The death of Indian generosity

On any given sensible Sunday, the Indian response to immigrants would be “Welcome! We don’t have much. But whatever we have, we are happy to share with you. Together, we will try to build a stronger and more prosperous country.” But as things stand, it is not. Instead, we are fighting increasing amounts of selfishness and xenophobia from privileged classes.

These are people who have more than enough, but think that in order to prevent the possibility of losing a little of that, they are justified in calling for the murder and disenfranchisement of those who have a fraction of what they have. They think that they are India and no one else is, that those who have less than them, when they ask for more, are mounting a direct assault on their way of life, their culture, and their very existence.

Because they don’t have problems, they invent them. Someone doesn’t have food, and when they find out, they say, “So what? I also suffer because the name of my city is not what I want it to be. That too is suffering.” Someone is being hounded out of their neighbourhood because of their religion and when they find out they say, “So what? I also suffer because in this country of ten thousand temples, I want one more. That too is suffering.”

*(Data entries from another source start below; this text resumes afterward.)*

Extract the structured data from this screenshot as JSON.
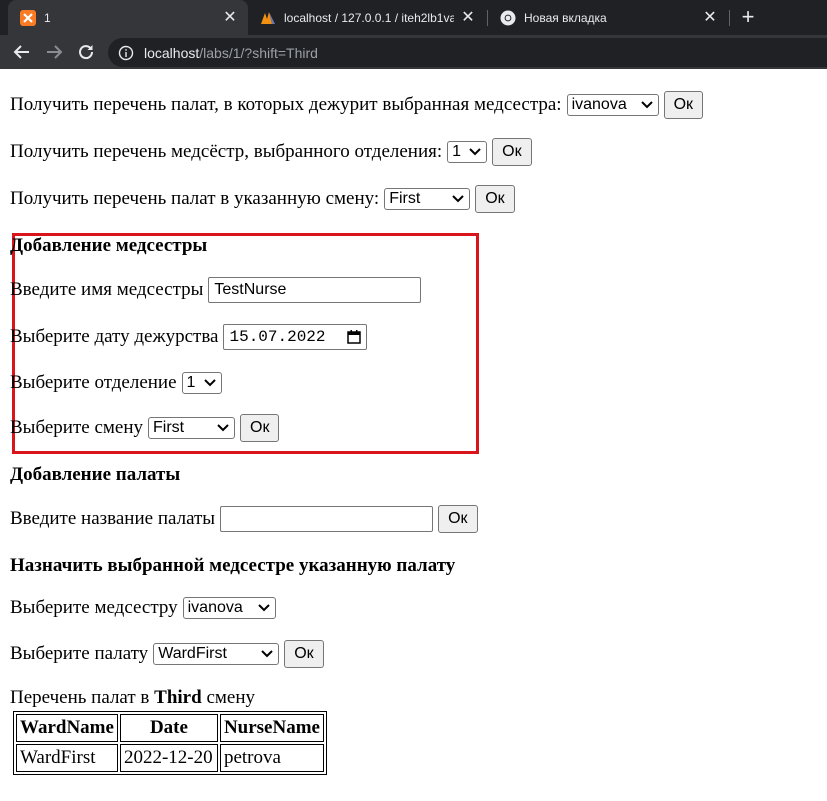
{
  "browser": {
    "tabs": [
      {
        "title": "1",
        "active": true,
        "favicon": "xampp-icon"
      },
      {
        "title": "localhost / 127.0.0.1 / iteh2lb1vari",
        "active": false,
        "favicon": "phpmyadmin-icon"
      },
      {
        "title": "Новая вкладка",
        "active": false,
        "favicon": "chrome-icon"
      }
    ],
    "url_host": "localhost",
    "url_path": "/labs/1/?shift=Third"
  },
  "queries": {
    "wards_by_nurse": {
      "label": "Получить перечень палат, в которых дежурит выбранная медсестра:",
      "selected": "ivanova",
      "button": "Ок"
    },
    "nurses_by_department": {
      "label": "Получить перечень медсёстр, выбранного отделения:",
      "selected": "1",
      "button": "Ок"
    },
    "wards_by_shift": {
      "label": "Получить перечень палат в указанную смену:",
      "selected": "First",
      "button": "Ок"
    }
  },
  "add_nurse": {
    "heading": "Добавление медсестры",
    "name_label": "Введите имя медсестры",
    "name_value": "TestNurse",
    "date_label": "Выберите дату дежурства",
    "date_value": "15.07.2022",
    "department_label": "Выберите отделение",
    "department_selected": "1",
    "shift_label": "Выберите смену",
    "shift_selected": "First",
    "button": "Ок",
    "highlight_color": "#d9141b"
  },
  "add_ward": {
    "heading": "Добавление палаты",
    "name_label": "Введите название палаты",
    "name_value": "",
    "button": "Ок"
  },
  "assign": {
    "heading": "Назначить выбранной медсестре указанную палату",
    "nurse_label": "Выберите медсестру",
    "nurse_selected": "ivanova",
    "ward_label": "Выберите палату",
    "ward_selected": "WardFirst",
    "button": "Ок"
  },
  "result": {
    "caption_prefix": "Перечень палат в",
    "shift": "Third",
    "caption_suffix": "смену",
    "columns": [
      "WardName",
      "Date",
      "NurseName"
    ],
    "rows": [
      [
        "WardFirst",
        "2022-12-20",
        "petrova"
      ]
    ]
  }
}
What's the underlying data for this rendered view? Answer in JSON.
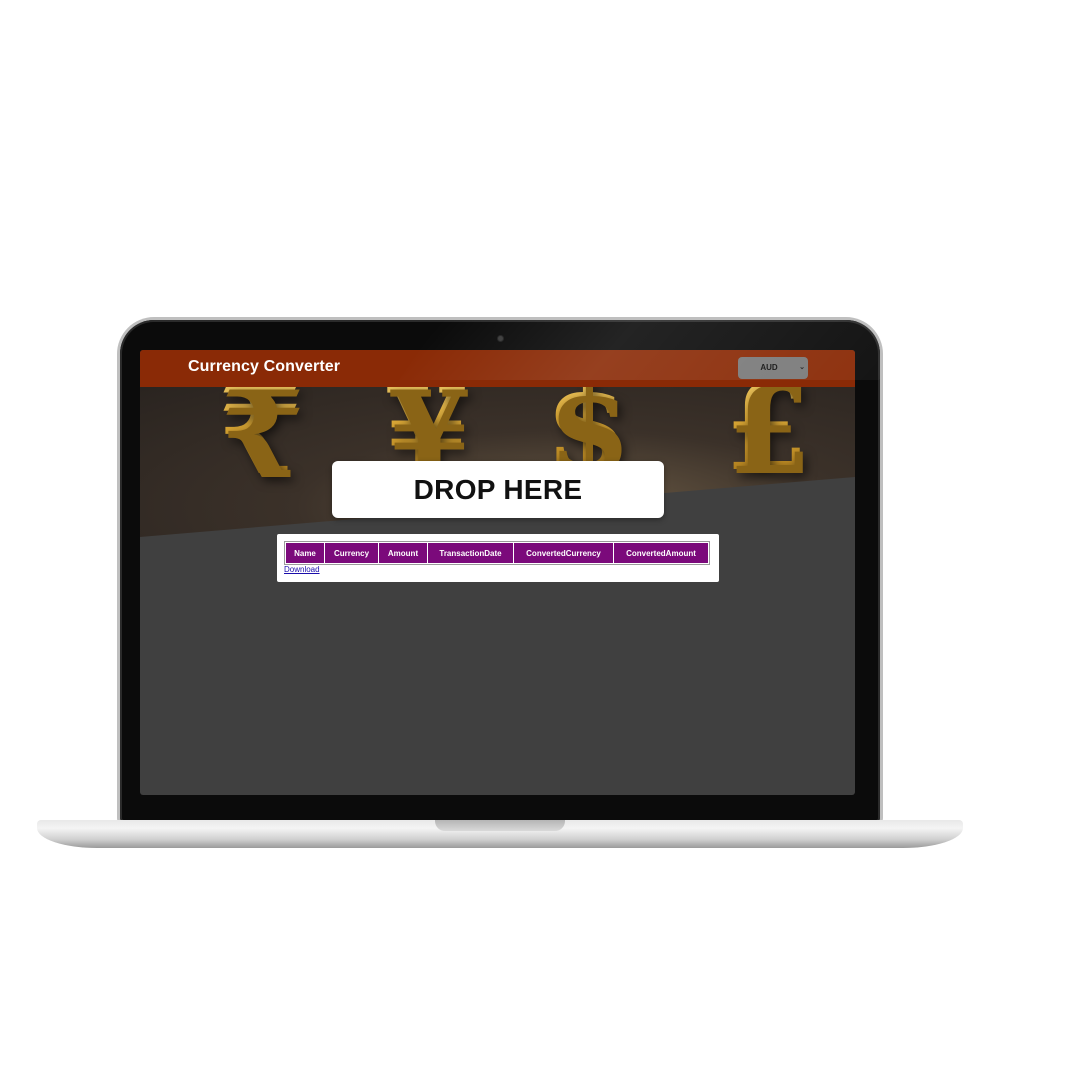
{
  "app": {
    "title": "Currency Converter"
  },
  "currency_select": {
    "selected": "AUD",
    "chevron_icon": "chevron-down-icon"
  },
  "hero": {
    "symbols": [
      "₹",
      "¥",
      "$",
      "£"
    ]
  },
  "drop_zone": {
    "label": "DROP HERE"
  },
  "table": {
    "columns": [
      "Name",
      "Currency",
      "Amount",
      "TransactionDate",
      "ConvertedCurrency",
      "ConvertedAmount"
    ],
    "header_color": "#7b0a7b"
  },
  "download": {
    "label": "Download"
  },
  "colors": {
    "header_bar": "#8a2a06",
    "screen_bg": "#404040"
  }
}
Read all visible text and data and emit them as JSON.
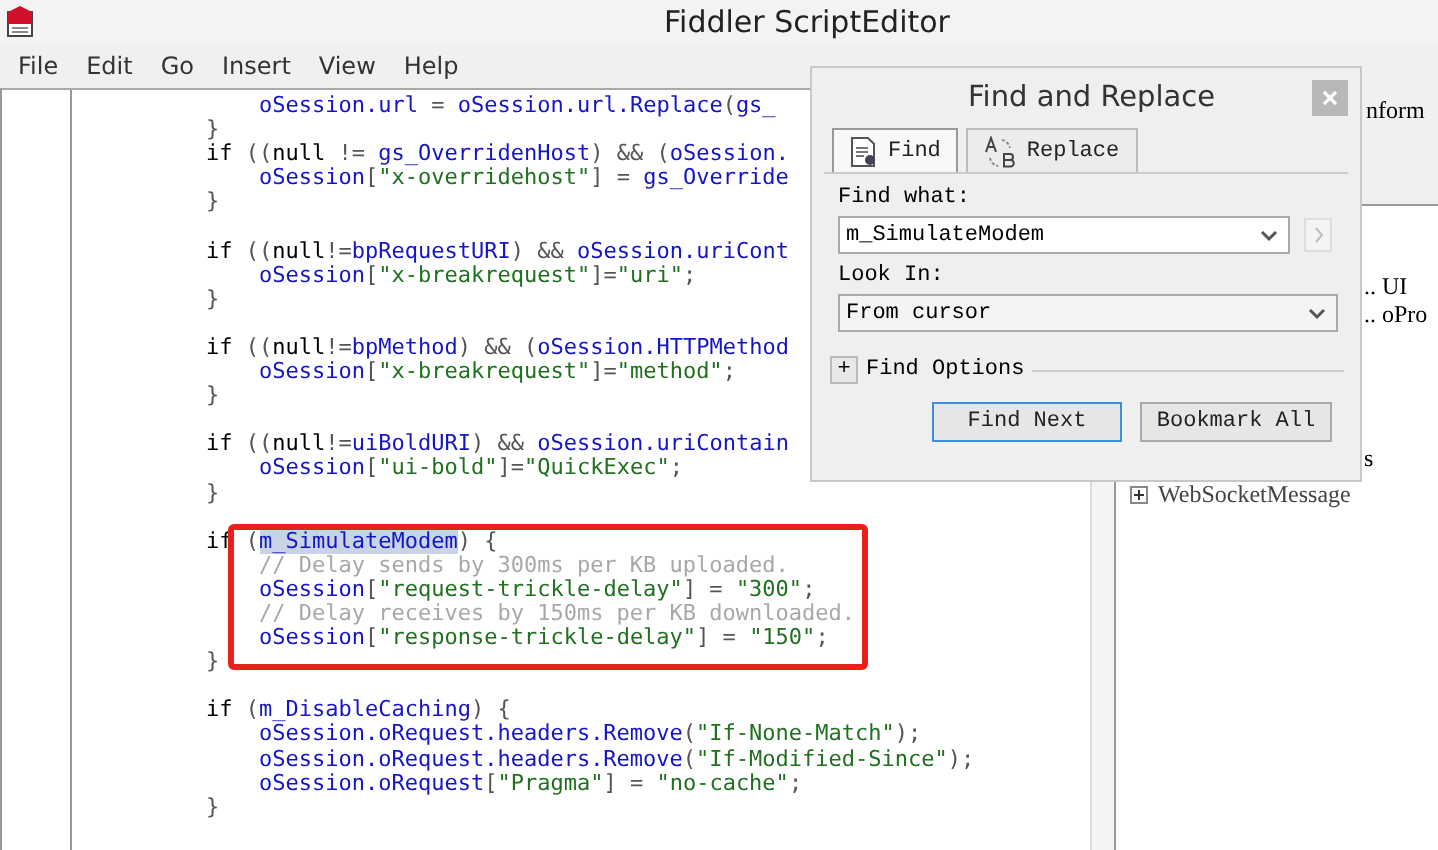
{
  "window": {
    "title": "Fiddler ScriptEditor"
  },
  "menu": [
    {
      "label": "File"
    },
    {
      "label": "Edit"
    },
    {
      "label": "Go"
    },
    {
      "label": "Insert"
    },
    {
      "label": "View"
    },
    {
      "label": "Help"
    }
  ],
  "editor": {
    "lines": [
      {
        "kind": "group",
        "children": [
          {
            "kind": "code",
            "tokens": [
              {
                "text": "oSession.url",
                "kind": "identifier"
              },
              {
                "text": " = ",
                "kind": "punct"
              },
              {
                "text": "oSession.url.Replace",
                "kind": "identifier"
              },
              {
                "text": "(",
                "kind": "punct"
              },
              {
                "text": "gs_",
                "kind": "identifier"
              }
            ]
          }
        ]
      },
      {
        "kind": "code",
        "tokens": [
          {
            "text": "}",
            "kind": "punct"
          }
        ]
      },
      {
        "kind": "code",
        "tokens": [
          {
            "text": "if",
            "kind": "keyword"
          },
          {
            "text": " ((",
            "kind": "punct"
          },
          {
            "text": "null",
            "kind": "keyword"
          },
          {
            "text": " != ",
            "kind": "punct"
          },
          {
            "text": "gs_OverridenHost",
            "kind": "identifier"
          },
          {
            "text": ") && (",
            "kind": "punct"
          },
          {
            "text": "oSession.",
            "kind": "identifier"
          }
        ],
        "children": [
          {
            "kind": "code",
            "tokens": [
              {
                "text": "oSession",
                "kind": "identifier"
              },
              {
                "text": "[",
                "kind": "punct"
              },
              {
                "text": "\"x-overridehost\"",
                "kind": "string"
              },
              {
                "text": "] = ",
                "kind": "punct"
              },
              {
                "text": "gs_Override",
                "kind": "identifier"
              }
            ]
          }
        ]
      },
      {
        "kind": "code",
        "tokens": [
          {
            "text": "}",
            "kind": "punct"
          }
        ]
      },
      {
        "kind": "blank"
      },
      {
        "kind": "code",
        "tokens": [
          {
            "text": "if",
            "kind": "keyword"
          },
          {
            "text": " ((",
            "kind": "punct"
          },
          {
            "text": "null",
            "kind": "keyword"
          },
          {
            "text": "!=",
            "kind": "punct"
          },
          {
            "text": "bpRequestURI",
            "kind": "identifier"
          },
          {
            "text": ") && ",
            "kind": "punct"
          },
          {
            "text": "oSession.uriCont",
            "kind": "identifier"
          }
        ],
        "children": [
          {
            "kind": "code",
            "tokens": [
              {
                "text": "oSession",
                "kind": "identifier"
              },
              {
                "text": "[",
                "kind": "punct"
              },
              {
                "text": "\"x-breakrequest\"",
                "kind": "string"
              },
              {
                "text": "]=",
                "kind": "punct"
              },
              {
                "text": "\"uri\"",
                "kind": "string"
              },
              {
                "text": ";",
                "kind": "punct"
              }
            ]
          }
        ]
      },
      {
        "kind": "code",
        "tokens": [
          {
            "text": "}",
            "kind": "punct"
          }
        ]
      },
      {
        "kind": "blank"
      },
      {
        "kind": "code",
        "tokens": [
          {
            "text": "if",
            "kind": "keyword"
          },
          {
            "text": " ((",
            "kind": "punct"
          },
          {
            "text": "null",
            "kind": "keyword"
          },
          {
            "text": "!=",
            "kind": "punct"
          },
          {
            "text": "bpMethod",
            "kind": "identifier"
          },
          {
            "text": ") && (",
            "kind": "punct"
          },
          {
            "text": "oSession.HTTPMethod",
            "kind": "identifier"
          }
        ],
        "children": [
          {
            "kind": "code",
            "tokens": [
              {
                "text": "oSession",
                "kind": "identifier"
              },
              {
                "text": "[",
                "kind": "punct"
              },
              {
                "text": "\"x-breakrequest\"",
                "kind": "string"
              },
              {
                "text": "]=",
                "kind": "punct"
              },
              {
                "text": "\"method\"",
                "kind": "string"
              },
              {
                "text": ";",
                "kind": "punct"
              }
            ]
          }
        ]
      },
      {
        "kind": "code",
        "tokens": [
          {
            "text": "}",
            "kind": "punct"
          }
        ]
      },
      {
        "kind": "blank"
      },
      {
        "kind": "code",
        "tokens": [
          {
            "text": "if",
            "kind": "keyword"
          },
          {
            "text": " ((",
            "kind": "punct"
          },
          {
            "text": "null",
            "kind": "keyword"
          },
          {
            "text": "!=",
            "kind": "punct"
          },
          {
            "text": "uiBoldURI",
            "kind": "identifier"
          },
          {
            "text": ") && ",
            "kind": "punct"
          },
          {
            "text": "oSession.uriContain",
            "kind": "identifier"
          }
        ],
        "children": [
          {
            "kind": "code",
            "tokens": [
              {
                "text": "oSession",
                "kind": "identifier"
              },
              {
                "text": "[",
                "kind": "punct"
              },
              {
                "text": "\"ui-bold\"",
                "kind": "string"
              },
              {
                "text": "]=",
                "kind": "punct"
              },
              {
                "text": "\"QuickExec\"",
                "kind": "string"
              },
              {
                "text": ";",
                "kind": "punct"
              }
            ]
          }
        ]
      },
      {
        "kind": "code",
        "tokens": [
          {
            "text": "}",
            "kind": "punct"
          }
        ]
      },
      {
        "kind": "blank"
      },
      {
        "kind": "code",
        "tokens": [
          {
            "text": "if",
            "kind": "keyword"
          },
          {
            "text": " (",
            "kind": "punct"
          },
          {
            "text": "m_SimulateModem",
            "kind": "selection"
          },
          {
            "text": ") {",
            "kind": "punct"
          }
        ],
        "children": [
          {
            "kind": "code",
            "tokens": [
              {
                "text": "// Delay sends by 300ms per KB uploaded.",
                "kind": "comment"
              }
            ]
          },
          {
            "kind": "code",
            "tokens": [
              {
                "text": "oSession",
                "kind": "identifier"
              },
              {
                "text": "[",
                "kind": "punct"
              },
              {
                "text": "\"request-trickle-delay\"",
                "kind": "string"
              },
              {
                "text": "] = ",
                "kind": "punct"
              },
              {
                "text": "\"300\"",
                "kind": "string"
              },
              {
                "text": ";",
                "kind": "punct"
              }
            ]
          },
          {
            "kind": "code",
            "tokens": [
              {
                "text": "// Delay receives by 150ms per KB downloaded.",
                "kind": "comment"
              }
            ]
          },
          {
            "kind": "code",
            "tokens": [
              {
                "text": "oSession",
                "kind": "identifier"
              },
              {
                "text": "[",
                "kind": "punct"
              },
              {
                "text": "\"response-trickle-delay\"",
                "kind": "string"
              },
              {
                "text": "] = ",
                "kind": "punct"
              },
              {
                "text": "\"150\"",
                "kind": "string"
              },
              {
                "text": ";",
                "kind": "punct"
              }
            ]
          }
        ]
      },
      {
        "kind": "code",
        "tokens": [
          {
            "text": "}",
            "kind": "punct"
          }
        ]
      },
      {
        "kind": "blank"
      },
      {
        "kind": "code",
        "tokens": [
          {
            "text": "if",
            "kind": "keyword"
          },
          {
            "text": " (",
            "kind": "punct"
          },
          {
            "text": "m_DisableCaching",
            "kind": "identifier"
          },
          {
            "text": ") {",
            "kind": "punct"
          }
        ],
        "children": [
          {
            "kind": "code",
            "tokens": [
              {
                "text": "oSession.oRequest.headers.Remove",
                "kind": "identifier"
              },
              {
                "text": "(",
                "kind": "punct"
              },
              {
                "text": "\"If-None-Match\"",
                "kind": "string"
              },
              {
                "text": ");",
                "kind": "punct"
              }
            ]
          },
          {
            "kind": "code",
            "tokens": [
              {
                "text": "oSession.oRequest.headers.Remove",
                "kind": "identifier"
              },
              {
                "text": "(",
                "kind": "punct"
              },
              {
                "text": "\"If-Modified-Since\"",
                "kind": "string"
              },
              {
                "text": ");",
                "kind": "punct"
              }
            ]
          },
          {
            "kind": "code",
            "tokens": [
              {
                "text": "oSession.oRequest",
                "kind": "identifier"
              },
              {
                "text": "[",
                "kind": "punct"
              },
              {
                "text": "\"Pragma\"",
                "kind": "string"
              },
              {
                "text": "] = ",
                "kind": "punct"
              },
              {
                "text": "\"no-cache\"",
                "kind": "string"
              },
              {
                "text": ";",
                "kind": "punct"
              }
            ]
          }
        ]
      },
      {
        "kind": "code",
        "tokens": [
          {
            "text": "}",
            "kind": "punct"
          }
        ]
      }
    ]
  },
  "side_panel": {
    "header_text": "nform",
    "item_groups": [
      [
        {
          "label": ".. UI",
          "kind": "leaf"
        },
        {
          "label": ".. oPro",
          "kind": "leaf"
        }
      ],
      [
        {
          "label": "s",
          "kind": "leaf"
        },
        {
          "label": "WebSocketMessage",
          "kind": "node"
        }
      ]
    ]
  },
  "dialog": {
    "title": "Find and Replace",
    "tabs": [
      {
        "label": "Find",
        "selected": true
      },
      {
        "label": "Replace",
        "selected": false
      }
    ],
    "find_what": {
      "label": "Find what:",
      "value": "m_SimulateModem"
    },
    "look_in": {
      "label": "Look In:",
      "value": "From cursor"
    },
    "options": {
      "toggle": "+",
      "label": "Find Options"
    },
    "buttons": [
      {
        "label": "Find Next",
        "focused": true
      },
      {
        "label": "Bookmark All",
        "focused": false
      }
    ]
  }
}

Such is their entitlement that the slightest relief granted to those who need help looks like theft to them. They think they deserve it all, and if anyone out there gets an extra morsel even, it is the sound of impending starvation for them. With such nobility amongst us, is it any surprise that we appear to have given generosity a pass altogether?

Our culture of welcome is dead. Vasudhaiva Kutumbakam is now (and perhaps always has been) just a feel-good phrase that we speak to make White people think we still have something resembling culture and civilisation.